*** Material for this task ***

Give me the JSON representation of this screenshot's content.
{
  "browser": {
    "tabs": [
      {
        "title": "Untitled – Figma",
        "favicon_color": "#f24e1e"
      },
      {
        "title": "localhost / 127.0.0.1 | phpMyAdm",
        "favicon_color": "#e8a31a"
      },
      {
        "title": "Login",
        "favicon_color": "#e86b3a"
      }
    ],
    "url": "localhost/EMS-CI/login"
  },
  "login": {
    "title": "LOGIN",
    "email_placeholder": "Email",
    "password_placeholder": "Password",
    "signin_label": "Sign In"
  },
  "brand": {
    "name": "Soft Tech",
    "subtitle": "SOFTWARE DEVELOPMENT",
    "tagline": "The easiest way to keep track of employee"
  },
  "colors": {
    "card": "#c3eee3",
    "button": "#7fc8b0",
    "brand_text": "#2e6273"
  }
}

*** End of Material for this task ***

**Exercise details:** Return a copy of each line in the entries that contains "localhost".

**Output for this task:**
        "title": "localhost / 127.0.0.1 | phpMyAdm",
    "url": "localhost/EMS-CI/login"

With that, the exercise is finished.